SOURCE DATA.
........

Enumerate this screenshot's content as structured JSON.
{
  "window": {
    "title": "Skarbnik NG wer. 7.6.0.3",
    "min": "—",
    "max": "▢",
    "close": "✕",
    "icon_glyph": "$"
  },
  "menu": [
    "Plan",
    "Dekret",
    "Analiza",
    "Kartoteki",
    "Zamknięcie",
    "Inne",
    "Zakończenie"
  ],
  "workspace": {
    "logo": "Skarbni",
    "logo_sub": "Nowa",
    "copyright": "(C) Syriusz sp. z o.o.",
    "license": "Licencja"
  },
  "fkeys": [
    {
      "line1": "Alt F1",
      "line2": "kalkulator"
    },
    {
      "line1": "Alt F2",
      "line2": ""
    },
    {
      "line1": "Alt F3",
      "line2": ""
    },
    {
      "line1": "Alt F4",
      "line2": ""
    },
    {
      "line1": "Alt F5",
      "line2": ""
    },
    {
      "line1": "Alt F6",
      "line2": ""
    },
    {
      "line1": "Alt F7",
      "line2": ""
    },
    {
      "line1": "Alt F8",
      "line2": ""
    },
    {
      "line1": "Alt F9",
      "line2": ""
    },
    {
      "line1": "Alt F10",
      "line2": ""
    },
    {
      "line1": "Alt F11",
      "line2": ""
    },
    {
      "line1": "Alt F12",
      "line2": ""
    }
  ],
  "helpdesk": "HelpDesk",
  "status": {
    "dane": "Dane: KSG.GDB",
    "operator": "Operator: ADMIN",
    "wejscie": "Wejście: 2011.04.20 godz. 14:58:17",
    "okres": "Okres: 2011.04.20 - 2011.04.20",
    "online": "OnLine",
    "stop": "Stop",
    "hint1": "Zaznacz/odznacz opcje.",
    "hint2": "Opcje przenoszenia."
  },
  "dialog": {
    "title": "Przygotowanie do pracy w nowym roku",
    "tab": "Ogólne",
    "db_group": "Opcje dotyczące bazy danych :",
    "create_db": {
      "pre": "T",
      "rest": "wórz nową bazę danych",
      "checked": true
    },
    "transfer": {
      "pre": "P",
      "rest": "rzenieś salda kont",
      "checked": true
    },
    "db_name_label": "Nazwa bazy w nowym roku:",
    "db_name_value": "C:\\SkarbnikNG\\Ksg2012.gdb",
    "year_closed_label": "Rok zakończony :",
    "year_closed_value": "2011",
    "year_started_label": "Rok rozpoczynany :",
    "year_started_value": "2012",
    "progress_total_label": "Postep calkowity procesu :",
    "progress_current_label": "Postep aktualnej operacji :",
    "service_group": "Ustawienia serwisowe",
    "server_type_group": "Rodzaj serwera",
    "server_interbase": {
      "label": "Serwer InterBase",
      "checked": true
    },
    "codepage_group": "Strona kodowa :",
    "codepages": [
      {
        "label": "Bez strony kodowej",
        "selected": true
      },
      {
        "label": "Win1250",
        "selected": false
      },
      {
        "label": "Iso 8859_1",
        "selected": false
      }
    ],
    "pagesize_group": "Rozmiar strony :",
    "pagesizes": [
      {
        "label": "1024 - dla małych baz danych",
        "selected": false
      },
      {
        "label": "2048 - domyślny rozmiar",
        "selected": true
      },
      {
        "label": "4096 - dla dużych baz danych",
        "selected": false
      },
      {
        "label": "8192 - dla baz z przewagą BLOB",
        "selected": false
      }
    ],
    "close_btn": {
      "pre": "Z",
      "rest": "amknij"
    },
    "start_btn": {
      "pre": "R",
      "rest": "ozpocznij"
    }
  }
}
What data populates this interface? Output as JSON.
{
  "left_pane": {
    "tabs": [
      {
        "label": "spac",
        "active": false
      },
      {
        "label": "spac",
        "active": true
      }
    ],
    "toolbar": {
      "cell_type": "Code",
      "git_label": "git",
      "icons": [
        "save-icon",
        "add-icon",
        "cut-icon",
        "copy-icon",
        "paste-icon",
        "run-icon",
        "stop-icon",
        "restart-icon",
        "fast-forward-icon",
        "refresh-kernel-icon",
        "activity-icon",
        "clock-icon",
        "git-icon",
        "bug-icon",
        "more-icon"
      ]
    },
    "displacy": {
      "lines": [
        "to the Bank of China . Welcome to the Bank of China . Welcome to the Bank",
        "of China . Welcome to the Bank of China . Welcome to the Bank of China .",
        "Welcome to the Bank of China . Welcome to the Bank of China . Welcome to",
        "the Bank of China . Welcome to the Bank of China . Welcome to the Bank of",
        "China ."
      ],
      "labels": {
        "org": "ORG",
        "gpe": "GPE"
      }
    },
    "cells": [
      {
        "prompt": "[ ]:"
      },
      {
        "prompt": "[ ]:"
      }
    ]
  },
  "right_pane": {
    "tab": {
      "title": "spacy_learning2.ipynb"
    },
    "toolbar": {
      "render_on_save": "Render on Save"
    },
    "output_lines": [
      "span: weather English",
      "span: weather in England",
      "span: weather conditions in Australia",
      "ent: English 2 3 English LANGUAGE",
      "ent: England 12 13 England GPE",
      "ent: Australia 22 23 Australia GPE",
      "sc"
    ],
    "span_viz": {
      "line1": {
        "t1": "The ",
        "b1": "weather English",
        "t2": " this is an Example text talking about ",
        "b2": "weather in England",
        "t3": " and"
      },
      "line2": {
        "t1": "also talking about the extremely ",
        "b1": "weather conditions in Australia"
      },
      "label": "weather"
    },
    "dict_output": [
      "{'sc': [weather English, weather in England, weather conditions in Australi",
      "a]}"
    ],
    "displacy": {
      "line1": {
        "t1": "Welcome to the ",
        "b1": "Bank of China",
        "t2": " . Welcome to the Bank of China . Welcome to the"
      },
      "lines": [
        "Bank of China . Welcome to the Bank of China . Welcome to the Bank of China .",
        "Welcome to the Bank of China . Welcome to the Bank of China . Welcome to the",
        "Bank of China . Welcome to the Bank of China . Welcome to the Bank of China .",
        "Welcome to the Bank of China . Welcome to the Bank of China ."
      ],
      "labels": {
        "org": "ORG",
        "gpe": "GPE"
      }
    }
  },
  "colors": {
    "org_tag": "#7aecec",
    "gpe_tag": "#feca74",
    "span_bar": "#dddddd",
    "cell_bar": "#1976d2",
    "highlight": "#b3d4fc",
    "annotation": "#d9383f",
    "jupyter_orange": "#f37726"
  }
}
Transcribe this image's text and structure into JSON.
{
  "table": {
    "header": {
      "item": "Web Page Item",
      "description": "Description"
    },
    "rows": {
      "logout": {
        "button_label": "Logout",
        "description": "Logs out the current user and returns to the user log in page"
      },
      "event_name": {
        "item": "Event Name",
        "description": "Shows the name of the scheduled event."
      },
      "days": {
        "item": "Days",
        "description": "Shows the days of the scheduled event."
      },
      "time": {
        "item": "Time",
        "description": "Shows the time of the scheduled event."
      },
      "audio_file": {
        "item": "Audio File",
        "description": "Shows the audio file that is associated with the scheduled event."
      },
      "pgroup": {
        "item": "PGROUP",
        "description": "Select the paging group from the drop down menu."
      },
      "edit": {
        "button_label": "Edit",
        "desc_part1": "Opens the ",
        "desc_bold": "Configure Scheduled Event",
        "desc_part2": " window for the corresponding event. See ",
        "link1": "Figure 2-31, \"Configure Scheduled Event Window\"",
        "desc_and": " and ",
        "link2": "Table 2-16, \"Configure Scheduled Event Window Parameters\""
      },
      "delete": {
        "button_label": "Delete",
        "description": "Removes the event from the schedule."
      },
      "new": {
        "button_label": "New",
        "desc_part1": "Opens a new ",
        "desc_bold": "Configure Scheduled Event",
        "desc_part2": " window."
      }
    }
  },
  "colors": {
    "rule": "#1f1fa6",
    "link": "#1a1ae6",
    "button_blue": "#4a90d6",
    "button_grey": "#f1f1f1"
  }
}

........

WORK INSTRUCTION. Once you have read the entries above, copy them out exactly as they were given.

YOUR SOLUTION.
Enumerate this screenshot's content as structured JSON.
{
  "window": {
    "title": "Skarbnik NG wer. 7.6.0.3",
    "min": "—",
    "max": "▢",
    "close": "✕",
    "icon_glyph": "$"
  },
  "menu": [
    "Plan",
    "Dekret",
    "Analiza",
    "Kartoteki",
    "Zamknięcie",
    "Inne",
    "Zakończenie"
  ],
  "workspace": {
    "logo": "Skarbni",
    "logo_sub": "Nowa",
    "copyright": "(C) Syriusz sp. z o.o.",
    "license": "Licencja"
  },
  "fkeys": [
    {
      "line1": "Alt F1",
      "line2": "kalkulator"
    },
    {
      "line1": "Alt F2",
      "line2": ""
    },
    {
      "line1": "Alt F3",
      "line2": ""
    },
    {
      "line1": "Alt F4",
      "line2": ""
    },
    {
      "line1": "Alt F5",
      "line2": ""
    },
    {
      "line1": "Alt F6",
      "line2": ""
    },
    {
      "line1": "Alt F7",
      "line2": ""
    },
    {
      "line1": "Alt F8",
      "line2": ""
    },
    {
      "line1": "Alt F9",
      "line2": ""
    },
    {
      "line1": "Alt F10",
      "line2": ""
    },
    {
      "line1": "Alt F11",
      "line2": ""
    },
    {
      "line1": "Alt F12",
      "line2": ""
    }
  ],
  "helpdesk": "HelpDesk",
  "status": {
    "dane": "Dane: KSG.GDB",
    "operator": "Operator: ADMIN",
    "wejscie": "Wejście: 2011.04.20 godz. 14:58:17",
    "okres": "Okres: 2011.04.20 - 2011.04.20",
    "online": "OnLine",
    "stop": "Stop",
    "hint1": "Zaznacz/odznacz opcje.",
    "hint2": "Opcje przenoszenia."
  },
  "dialog": {
    "title": "Przygotowanie do pracy w nowym roku",
    "tab": "Ogólne",
    "db_group": "Opcje dotyczące bazy danych :",
    "create_db": {
      "pre": "T",
      "rest": "wórz nową bazę danych",
      "checked": true
    },
    "transfer": {
      "pre": "P",
      "rest": "rzenieś salda kont",
      "checked": true
    },
    "db_name_label": "Nazwa bazy w nowym roku:",
    "db_name_value": "C:\\SkarbnikNG\\Ksg2012.gdb",
    "year_closed_label": "Rok zakończony :",
    "year_closed_value": "2011",
    "year_started_label": "Rok rozpoczynany :",
    "year_started_value": "2012",
    "progress_total_label": "Postep calkowity procesu :",
    "progress_current_label": "Postep aktualnej operacji :",
    "service_group": "Ustawienia serwisowe",
    "server_type_group": "Rodzaj serwera",
    "server_interbase": {
      "label": "Serwer InterBase",
      "checked": true
    },
    "codepage_group": "Strona kodowa :",
    "codepages": [
      {
        "label": "Bez strony kodowej",
        "selected": true
      },
      {
        "label": "Win1250",
        "selected": false
      },
      {
        "label": "Iso 8859_1",
        "selected": false
      }
    ],
    "pagesize_group": "Rozmiar strony :",
    "pagesizes": [
      {
        "label": "1024 - dla małych baz danych",
        "selected": false
      },
      {
        "label": "2048 - domyślny rozmiar",
        "selected": true
      },
      {
        "label": "4096 - dla dużych baz danych",
        "selected": false
      },
      {
        "label": "8192 - dla baz z przewagą BLOB",
        "selected": false
      }
    ],
    "close_btn": {
      "pre": "Z",
      "rest": "amknij"
    },
    "start_btn": {
      "pre": "R",
      "rest": "ozpocznij"
    }
  }
}
What data populates this interface? Output as JSON.
{
  "left_pane": {
    "tabs": [
      {
        "label": "spac",
        "active": false
      },
      {
        "label": "spac",
        "active": true
      }
    ],
    "toolbar": {
      "cell_type": "Code",
      "git_label": "git",
      "icons": [
        "save-icon",
        "add-icon",
        "cut-icon",
        "copy-icon",
        "paste-icon",
        "run-icon",
        "stop-icon",
        "restart-icon",
        "fast-forward-icon",
        "refresh-kernel-icon",
        "activity-icon",
        "clock-icon",
        "git-icon",
        "bug-icon",
        "more-icon"
      ]
    },
    "displacy": {
      "lines": [
        "to the Bank of China . Welcome to the Bank of China . Welcome to the Bank",
        "of China . Welcome to the Bank of China . Welcome to the Bank of China .",
        "Welcome to the Bank of China . Welcome to the Bank of China . Welcome to",
        "the Bank of China . Welcome to the Bank of China . Welcome to the Bank of",
        "China ."
      ],
      "labels": {
        "org": "ORG",
        "gpe": "GPE"
      }
    },
    "cells": [
      {
        "prompt": "[ ]:"
      },
      {
        "prompt": "[ ]:"
      }
    ]
  },
  "right_pane": {
    "tab": {
      "title": "spacy_learning2.ipynb"
    },
    "toolbar": {
      "render_on_save": "Render on Save"
    },
    "output_lines": [
      "span: weather English",
      "span: weather in England",
      "span: weather conditions in Australia",
      "ent: English 2 3 English LANGUAGE",
      "ent: England 12 13 England GPE",
      "ent: Australia 22 23 Australia GPE",
      "sc"
    ],
    "span_viz": {
      "line1": {
        "t1": "The ",
        "b1": "weather English",
        "t2": " this is an Example text talking about ",
        "b2": "weather in England",
        "t3": " and"
      },
      "line2": {
        "t1": "also talking about the extremely ",
        "b1": "weather conditions in Australia"
      },
      "label": "weather"
    },
    "dict_output": [
      "{'sc': [weather English, weather in England, weather conditions in Australi",
      "a]}"
    ],
    "displacy": {
      "line1": {
        "t1": "Welcome to the ",
        "b1": "Bank of China",
        "t2": " . Welcome to the Bank of China . Welcome to the"
      },
      "lines": [
        "Bank of China . Welcome to the Bank of China . Welcome to the Bank of China .",
        "Welcome to the Bank of China . Welcome to the Bank of China . Welcome to the",
        "Bank of China . Welcome to the Bank of China . Welcome to the Bank of China .",
        "Welcome to the Bank of China . Welcome to the Bank of China ."
      ],
      "labels": {
        "org": "ORG",
        "gpe": "GPE"
      }
    }
  },
  "colors": {
    "org_tag": "#7aecec",
    "gpe_tag": "#feca74",
    "span_bar": "#dddddd",
    "cell_bar": "#1976d2",
    "highlight": "#b3d4fc",
    "annotation": "#d9383f",
    "jupyter_orange": "#f37726"
  }
}
Transcribe this image's text and structure into JSON.
{
  "table": {
    "header": {
      "item": "Web Page Item",
      "description": "Description"
    },
    "rows": {
      "logout": {
        "button_label": "Logout",
        "description": "Logs out the current user and returns to the user log in page"
      },
      "event_name": {
        "item": "Event Name",
        "description": "Shows the name of the scheduled event."
      },
      "days": {
        "item": "Days",
        "description": "Shows the days of the scheduled event."
      },
      "time": {
        "item": "Time",
        "description": "Shows the time of the scheduled event."
      },
      "audio_file": {
        "item": "Audio File",
        "description": "Shows the audio file that is associated with the scheduled event."
      },
      "pgroup": {
        "item": "PGROUP",
        "description": "Select the paging group from the drop down menu."
      },
      "edit": {
        "button_label": "Edit",
        "desc_part1": "Opens the ",
        "desc_bold": "Configure Scheduled Event",
        "desc_part2": " window for the corresponding event. See ",
        "link1": "Figure 2-31, \"Configure Scheduled Event Window\"",
        "desc_and": " and ",
        "link2": "Table 2-16, \"Configure Scheduled Event Window Parameters\""
      },
      "delete": {
        "button_label": "Delete",
        "description": "Removes the event from the schedule."
      },
      "new": {
        "button_label": "New",
        "desc_part1": "Opens a new ",
        "desc_bold": "Configure Scheduled Event",
        "desc_part2": " window."
      }
    }
  },
  "colors": {
    "rule": "#1f1fa6",
    "link": "#1a1ae6",
    "button_blue": "#4a90d6",
    "button_grey": "#f1f1f1"
  }
}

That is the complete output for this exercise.